Our Latest News

Liffey Falls open to visitors

23/06/2017

The iconic Liffey Falls picnic area and walking track is now open to the public following the completion of repairs to visitor facilities after flood damage last year.More

Upgrades for Lake St Clair

23/06/2017

The viewing platform on the shore of Lake St Clair is being upgraded to improve disability access to one of the finest vistas of the Tasmanian Wilderness World Heritage Area.More

Upgrade for Wineglass Bay Track

15/05/2017

Freycinet is the State's most visited national park, with 286,000 visitors in 2016, with about 34 per cent of visitors to Freycinet walking to the Wineglass Bay beach.More

World Heritage Values

Introduction

The mountainous landscape of the WHAWHA

Mountainous landscapes of the WHA

The Tasmanian Wilderness World Heritage Area (WHA) is one of the largest conservation reserves in Australia, covering over 1.4 million hectares, or about 20% of the island of Tasmania, the southern-most State of Australia. It conserves a diverse array of both natural and cultural features of outstanding global significance. The region provides pristine habitats for a range of plants and animals that are found nowhere else in the world, including many rare and endangered species. For a number of animals which have become extinct on mainland Australia in recent times, the area offers a last refuge.

The WHA is the Australian stronghold of temperate rainforest and alpine vegetation. Its landforms are of immense beauty and reveal a rich and complex geology. Aboriginal occupation extending back beyond 36 000 years, combined with nearly two centuries of European settlement, have created a legacy of humanity's interaction with the wilderness.

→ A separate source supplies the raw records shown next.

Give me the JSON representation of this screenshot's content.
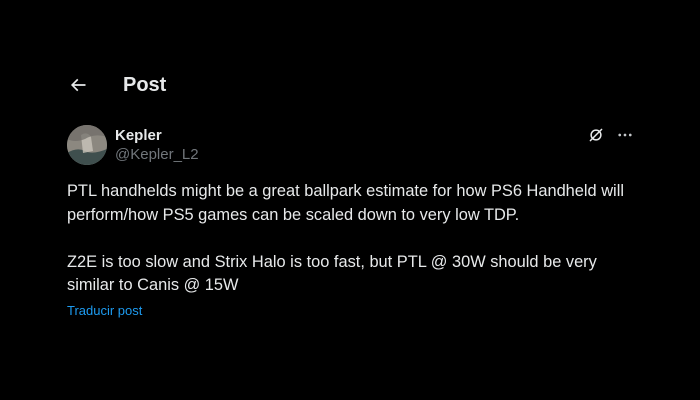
{
  "header": {
    "title": "Post"
  },
  "post": {
    "author": {
      "name": "Kepler",
      "handle": "@Kepler_L2"
    },
    "paragraphs": [
      "PTL handhelds might be a great ballpark estimate for how PS6 Handheld will perform/how PS5 games can be scaled down to very low TDP.",
      "Z2E is too slow and Strix Halo is too fast, but PTL @ 30W should be very similar to Canis @ 15W"
    ],
    "translate_label": "Traducir post"
  },
  "icons": {
    "back": "back-arrow-icon",
    "grok": "grok-icon",
    "more": "more-icon"
  },
  "colors": {
    "background": "#000000",
    "text": "#e7e9ea",
    "muted": "#71767b",
    "link": "#1d9bf0"
  }
}
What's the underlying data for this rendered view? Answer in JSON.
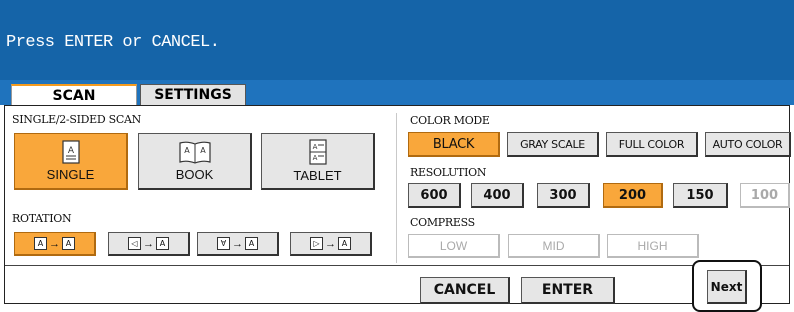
{
  "message": "Press ENTER or CANCEL.",
  "tabs": [
    {
      "label": "SCAN",
      "active": true
    },
    {
      "label": "SETTINGS",
      "active": false
    }
  ],
  "scan_mode": {
    "label": "SINGLE/2-SIDED SCAN",
    "options": [
      {
        "label": "SINGLE",
        "selected": true,
        "icon": "single-page-icon"
      },
      {
        "label": "BOOK",
        "selected": false,
        "icon": "book-icon"
      },
      {
        "label": "TABLET",
        "selected": false,
        "icon": "tablet-icon"
      }
    ]
  },
  "rotation": {
    "label": "ROTATION",
    "glyph": "A",
    "arrow": "→",
    "options": [
      {
        "from": "A",
        "selected": true
      },
      {
        "from": "◁",
        "selected": false
      },
      {
        "from": "∀",
        "selected": false
      },
      {
        "from": "▷",
        "selected": false
      }
    ]
  },
  "color_mode": {
    "label": "COLOR MODE",
    "options": [
      {
        "label": "BLACK",
        "selected": true
      },
      {
        "label": "GRAY SCALE",
        "selected": false
      },
      {
        "label": "FULL COLOR",
        "selected": false
      },
      {
        "label": "AUTO COLOR",
        "selected": false
      }
    ]
  },
  "resolution": {
    "label": "RESOLUTION",
    "options": [
      {
        "label": "600",
        "selected": false,
        "enabled": true
      },
      {
        "label": "400",
        "selected": false,
        "enabled": true
      },
      {
        "label": "300",
        "selected": false,
        "enabled": true
      },
      {
        "label": "200",
        "selected": true,
        "enabled": true
      },
      {
        "label": "150",
        "selected": false,
        "enabled": true
      },
      {
        "label": "100",
        "selected": false,
        "enabled": false
      }
    ]
  },
  "compress": {
    "label": "COMPRESS",
    "options": [
      {
        "label": "LOW",
        "enabled": false
      },
      {
        "label": "MID",
        "enabled": false
      },
      {
        "label": "HIGH",
        "enabled": false
      }
    ]
  },
  "actions": {
    "cancel": "CANCEL",
    "enter": "ENTER",
    "next": "Next"
  },
  "colors": {
    "header": "#1564a8",
    "tab_strip": "#1f73bd",
    "selected": "#f9a73b",
    "button": "#e6e6e6"
  }
}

Join us on this virtual visit to the Tasmanian Wilderness World Heritage Area and discover for yourself the rich natural and cultural values which have made the WHA one of the Earth's most important wilderness regions.